How much do you envision yourself being at Pearl & Ash? Right now, I'm not at the hotel, and I have the availability to do it, and I'm on the floor all the time. As the owner sees the vision for the wine program, he may want to add someone on the staff to be at Pearl. The guys at the hotel are fine with it. They told me to go find something to do until the construction there is done, which I did. I think the owner at Pearl needs to see the ripple effect of the wine sales and then he may employ someone on the floor in the future. That's how I see my role right now: I'm the shepherd until I can find an assistant shepherd.
A number of the wines on the opening list — over half of the list — are $100 a bottle or higher.
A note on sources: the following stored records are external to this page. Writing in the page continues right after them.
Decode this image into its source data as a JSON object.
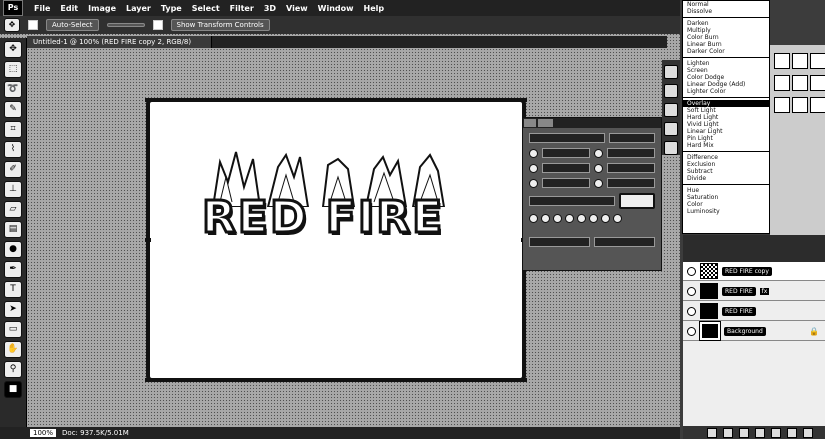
{
  "app": {
    "logo": "Ps"
  },
  "menubar": {
    "items": [
      "File",
      "Edit",
      "Image",
      "Layer",
      "Type",
      "Select",
      "Filter",
      "3D",
      "View",
      "Window",
      "Help"
    ]
  },
  "options_bar": {
    "auto_select": "Auto-Select",
    "show_transform_controls": "Show Transform Controls"
  },
  "document": {
    "tab_title": "Untitled-1 @ 100% (RED FIRE copy 2, RGB/8)",
    "canvas_text": "RED FIRE",
    "zoom": "100%",
    "status_info": "Doc: 937.5K/5.01M"
  },
  "blend_modes": {
    "groups": [
      [
        "Normal",
        "Dissolve"
      ],
      [
        "Darken",
        "Multiply",
        "Color Burn",
        "Linear Burn",
        "Darker Color"
      ],
      [
        "Lighten",
        "Screen",
        "Color Dodge",
        "Linear Dodge (Add)",
        "Lighter Color"
      ],
      [
        "Overlay",
        "Soft Light",
        "Hard Light",
        "Vivid Light",
        "Linear Light",
        "Pin Light",
        "Hard Mix"
      ],
      [
        "Difference",
        "Exclusion",
        "Subtract",
        "Divide"
      ],
      [
        "Hue",
        "Saturation",
        "Color",
        "Luminosity"
      ]
    ],
    "selected": "Overlay"
  },
  "layers": [
    {
      "name": "RED FIRE copy",
      "fx": "",
      "thumb": "checker",
      "selected": true
    },
    {
      "name": "RED FIRE",
      "fx": "fx",
      "thumb": "text",
      "selected": false
    },
    {
      "name": "RED FIRE",
      "fx": "",
      "thumb": "text",
      "selected": false
    },
    {
      "name": "Background",
      "fx": "",
      "thumb": "fill",
      "selected": false
    }
  ],
  "colors": {
    "canvas_bg": "#ffffff",
    "ui_dark": "#2a2a2a",
    "selection": "#000000"
  },
  "icons": [
    "move-tool-icon",
    "marquee-tool-icon",
    "lasso-tool-icon",
    "quick-select-icon",
    "crop-tool-icon",
    "eyedropper-icon",
    "brush-tool-icon",
    "clone-stamp-icon",
    "eraser-icon",
    "gradient-tool-icon",
    "dodge-tool-icon",
    "pen-tool-icon",
    "type-tool-icon",
    "path-select-icon",
    "shape-tool-icon",
    "hand-tool-icon",
    "zoom-tool-icon"
  ]
}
How is that playing out in terms of the downtown location? I think we do balance that with a number of options that are under $100 or even under $50. I think it is the job of the wine buyer to bring the best possible bottles at every price point. You or I can say all day that there is plenty of great wine that costs $40, but if a guy likes Grand Cru Burgundy I've never had a $40 bottle of wine in a restaurant that tastes the same as Grand Cru Burgundy. It may seem crazy to say that you may disappoint people by not putting expensive bottles of wine on your wine list, but it is the truth. And you are also depriving your business of revenue. By putting bottles on the list that are over $100, that are over $200, that are up to $1,000... I mean we have a bottle of Chateau Haut-Brion 1999 and that is $995 and that bottle will sell eventually. Someone will roll in and drink that bottle of wine. Like I said, we want to offer something for everybody, even for rich people. And I think there are expensive wines on the list, but they are also a good deal. If you know those wines, which have a lot of age of them, and how they are smartly priced, I guarantee you that they will sell.
There is a significant amount of Bordeaux on the opening list. What is it like selling Bordeaux in a downtown setting? Bordeaux is a part of my background and a part of who I am, and it has been a big part of pretty much every restaurant I've ever worked at. When I started at Veritas I used to sell a bottle of Chateau Haut-Brion 1989 every three days. When I started at Gilt I got a tremendous amount of wine from Chateau & Estate. I knew the wines, and I loved the wines. And then this past summer I had an opportunity to go and visit Bordeaux. Bordeaux is in my blood and I believe in it, and I put the wines on the list because they are wines that I love and that I appreciate and that I think age well. I think that people who know wine know that Cabernet has the innate ability to age. Those older wines have always been really rewarding for me when I open those wines.
How do you see the wines on the list pairing with the food? Richard's food is beautifully presented and complex, but all about balance. And that's the thing for me. That's what makes it wine friendly. Although there is a lot going on with the dishes, it is balanced. He is keeping it very focused.